**TRY IT:** Set down all the data again. Change nothing.

**THE DATA:**
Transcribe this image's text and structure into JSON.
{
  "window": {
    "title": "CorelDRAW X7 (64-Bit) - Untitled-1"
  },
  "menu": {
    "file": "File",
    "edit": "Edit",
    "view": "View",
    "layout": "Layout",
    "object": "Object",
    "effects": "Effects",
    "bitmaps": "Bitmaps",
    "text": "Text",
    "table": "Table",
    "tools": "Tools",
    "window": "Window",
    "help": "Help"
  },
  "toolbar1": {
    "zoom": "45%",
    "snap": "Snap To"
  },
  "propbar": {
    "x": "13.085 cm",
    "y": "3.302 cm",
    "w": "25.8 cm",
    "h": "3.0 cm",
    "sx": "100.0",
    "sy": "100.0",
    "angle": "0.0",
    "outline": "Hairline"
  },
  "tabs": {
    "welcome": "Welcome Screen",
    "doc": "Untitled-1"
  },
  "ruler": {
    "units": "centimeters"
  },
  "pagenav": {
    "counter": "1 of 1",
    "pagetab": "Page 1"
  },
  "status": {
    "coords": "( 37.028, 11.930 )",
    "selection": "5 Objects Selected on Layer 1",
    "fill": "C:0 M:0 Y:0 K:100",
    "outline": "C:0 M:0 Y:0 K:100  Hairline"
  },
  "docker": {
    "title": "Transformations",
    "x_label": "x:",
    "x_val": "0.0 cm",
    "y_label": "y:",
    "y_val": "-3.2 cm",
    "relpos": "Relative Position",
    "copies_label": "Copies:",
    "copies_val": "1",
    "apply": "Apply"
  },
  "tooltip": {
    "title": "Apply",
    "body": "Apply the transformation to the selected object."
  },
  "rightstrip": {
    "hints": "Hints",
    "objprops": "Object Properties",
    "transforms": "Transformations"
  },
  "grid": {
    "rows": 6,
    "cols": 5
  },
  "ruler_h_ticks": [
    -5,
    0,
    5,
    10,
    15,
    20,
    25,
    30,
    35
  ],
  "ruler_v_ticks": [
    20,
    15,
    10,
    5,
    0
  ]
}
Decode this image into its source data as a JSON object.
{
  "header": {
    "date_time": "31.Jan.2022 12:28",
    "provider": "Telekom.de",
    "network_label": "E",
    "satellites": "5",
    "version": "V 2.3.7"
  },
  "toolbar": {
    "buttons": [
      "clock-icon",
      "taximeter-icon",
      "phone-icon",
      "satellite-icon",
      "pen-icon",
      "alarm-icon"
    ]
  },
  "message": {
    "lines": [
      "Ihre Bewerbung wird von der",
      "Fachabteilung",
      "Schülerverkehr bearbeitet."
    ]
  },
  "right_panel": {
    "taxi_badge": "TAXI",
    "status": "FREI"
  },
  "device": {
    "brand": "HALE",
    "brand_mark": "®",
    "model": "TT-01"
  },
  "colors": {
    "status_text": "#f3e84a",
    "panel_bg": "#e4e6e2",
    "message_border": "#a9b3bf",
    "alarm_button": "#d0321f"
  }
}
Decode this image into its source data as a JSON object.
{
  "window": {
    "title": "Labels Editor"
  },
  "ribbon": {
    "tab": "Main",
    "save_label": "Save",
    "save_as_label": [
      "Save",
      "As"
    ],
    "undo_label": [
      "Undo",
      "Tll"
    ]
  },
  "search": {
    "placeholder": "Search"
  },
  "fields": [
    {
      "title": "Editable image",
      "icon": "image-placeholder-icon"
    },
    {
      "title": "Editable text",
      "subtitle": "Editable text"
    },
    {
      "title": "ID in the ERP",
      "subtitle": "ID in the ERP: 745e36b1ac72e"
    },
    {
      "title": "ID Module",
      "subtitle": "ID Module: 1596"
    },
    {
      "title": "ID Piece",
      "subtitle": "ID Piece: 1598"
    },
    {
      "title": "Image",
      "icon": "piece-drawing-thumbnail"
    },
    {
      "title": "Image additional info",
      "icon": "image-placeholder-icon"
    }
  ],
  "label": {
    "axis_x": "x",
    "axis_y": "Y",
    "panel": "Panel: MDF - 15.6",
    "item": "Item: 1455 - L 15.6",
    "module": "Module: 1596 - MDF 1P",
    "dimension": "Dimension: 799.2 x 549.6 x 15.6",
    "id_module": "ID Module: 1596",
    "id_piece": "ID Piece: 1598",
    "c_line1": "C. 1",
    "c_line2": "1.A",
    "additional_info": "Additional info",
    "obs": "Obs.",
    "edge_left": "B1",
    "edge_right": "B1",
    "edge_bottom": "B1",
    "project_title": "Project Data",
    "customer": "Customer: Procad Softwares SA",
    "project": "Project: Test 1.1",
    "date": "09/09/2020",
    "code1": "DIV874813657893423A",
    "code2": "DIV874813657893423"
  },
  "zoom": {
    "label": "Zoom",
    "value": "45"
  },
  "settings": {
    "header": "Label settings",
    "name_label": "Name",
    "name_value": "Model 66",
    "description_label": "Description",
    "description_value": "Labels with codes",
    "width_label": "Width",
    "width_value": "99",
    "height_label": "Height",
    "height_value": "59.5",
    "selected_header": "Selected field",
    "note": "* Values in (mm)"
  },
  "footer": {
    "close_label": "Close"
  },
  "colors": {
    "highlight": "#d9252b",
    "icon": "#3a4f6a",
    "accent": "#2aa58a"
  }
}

**RESPONSE TO THE TASK:**
Transcribe this image's text and structure into JSON.
{
  "window": {
    "title": "CorelDRAW X7 (64-Bit) - Untitled-1"
  },
  "menu": {
    "file": "File",
    "edit": "Edit",
    "view": "View",
    "layout": "Layout",
    "object": "Object",
    "effects": "Effects",
    "bitmaps": "Bitmaps",
    "text": "Text",
    "table": "Table",
    "tools": "Tools",
    "window": "Window",
    "help": "Help"
  },
  "toolbar1": {
    "zoom": "45%",
    "snap": "Snap To"
  },
  "propbar": {
    "x": "13.085 cm",
    "y": "3.302 cm",
    "w": "25.8 cm",
    "h": "3.0 cm",
    "sx": "100.0",
    "sy": "100.0",
    "angle": "0.0",
    "outline": "Hairline"
  },
  "tabs": {
    "welcome": "Welcome Screen",
    "doc": "Untitled-1"
  },
  "ruler": {
    "units": "centimeters"
  },
  "pagenav": {
    "counter": "1 of 1",
    "pagetab": "Page 1"
  },
  "status": {
    "coords": "( 37.028, 11.930 )",
    "selection": "5 Objects Selected on Layer 1",
    "fill": "C:0 M:0 Y:0 K:100",
    "outline": "C:0 M:0 Y:0 K:100  Hairline"
  },
  "docker": {
    "title": "Transformations",
    "x_label": "x:",
    "x_val": "0.0 cm",
    "y_label": "y:",
    "y_val": "-3.2 cm",
    "relpos": "Relative Position",
    "copies_label": "Copies:",
    "copies_val": "1",
    "apply": "Apply"
  },
  "tooltip": {
    "title": "Apply",
    "body": "Apply the transformation to the selected object."
  },
  "rightstrip": {
    "hints": "Hints",
    "objprops": "Object Properties",
    "transforms": "Transformations"
  },
  "grid": {
    "rows": 6,
    "cols": 5
  },
  "ruler_h_ticks": [
    -5,
    0,
    5,
    10,
    15,
    20,
    25,
    30,
    35
  ],
  "ruler_v_ticks": [
    20,
    15,
    10,
    5,
    0
  ]
}
Decode this image into its source data as a JSON object.
{
  "header": {
    "date_time": "31.Jan.2022 12:28",
    "provider": "Telekom.de",
    "network_label": "E",
    "satellites": "5",
    "version": "V 2.3.7"
  },
  "toolbar": {
    "buttons": [
      "clock-icon",
      "taximeter-icon",
      "phone-icon",
      "satellite-icon",
      "pen-icon",
      "alarm-icon"
    ]
  },
  "message": {
    "lines": [
      "Ihre Bewerbung wird von der",
      "Fachabteilung",
      "Schülerverkehr bearbeitet."
    ]
  },
  "right_panel": {
    "taxi_badge": "TAXI",
    "status": "FREI"
  },
  "device": {
    "brand": "HALE",
    "brand_mark": "®",
    "model": "TT-01"
  },
  "colors": {
    "status_text": "#f3e84a",
    "panel_bg": "#e4e6e2",
    "message_border": "#a9b3bf",
    "alarm_button": "#d0321f"
  }
}
Decode this image into its source data as a JSON object.
{
  "window": {
    "title": "Labels Editor"
  },
  "ribbon": {
    "tab": "Main",
    "save_label": "Save",
    "save_as_label": [
      "Save",
      "As"
    ],
    "undo_label": [
      "Undo",
      "Tll"
    ]
  },
  "search": {
    "placeholder": "Search"
  },
  "fields": [
    {
      "title": "Editable image",
      "icon": "image-placeholder-icon"
    },
    {
      "title": "Editable text",
      "subtitle": "Editable text"
    },
    {
      "title": "ID in the ERP",
      "subtitle": "ID in the ERP: 745e36b1ac72e"
    },
    {
      "title": "ID Module",
      "subtitle": "ID Module: 1596"
    },
    {
      "title": "ID Piece",
      "subtitle": "ID Piece: 1598"
    },
    {
      "title": "Image",
      "icon": "piece-drawing-thumbnail"
    },
    {
      "title": "Image additional info",
      "icon": "image-placeholder-icon"
    }
  ],
  "label": {
    "axis_x": "x",
    "axis_y": "Y",
    "panel": "Panel: MDF - 15.6",
    "item": "Item: 1455 - L 15.6",
    "module": "Module: 1596 - MDF 1P",
    "dimension": "Dimension: 799.2 x 549.6 x 15.6",
    "id_module": "ID Module: 1596",
    "id_piece": "ID Piece: 1598",
    "c_line1": "C. 1",
    "c_line2": "1.A",
    "additional_info": "Additional info",
    "obs": "Obs.",
    "edge_left": "B1",
    "edge_right": "B1",
    "edge_bottom": "B1",
    "project_title": "Project Data",
    "customer": "Customer: Procad Softwares SA",
    "project": "Project: Test 1.1",
    "date": "09/09/2020",
    "code1": "DIV874813657893423A",
    "code2": "DIV874813657893423"
  },
  "zoom": {
    "label": "Zoom",
    "value": "45"
  },
  "settings": {
    "header": "Label settings",
    "name_label": "Name",
    "name_value": "Model 66",
    "description_label": "Description",
    "description_value": "Labels with codes",
    "width_label": "Width",
    "width_value": "99",
    "height_label": "Height",
    "height_value": "59.5",
    "selected_header": "Selected field",
    "note": "* Values in (mm)"
  },
  "footer": {
    "close_label": "Close"
  },
  "colors": {
    "highlight": "#d9252b",
    "icon": "#3a4f6a",
    "accent": "#2aa58a"
  }
}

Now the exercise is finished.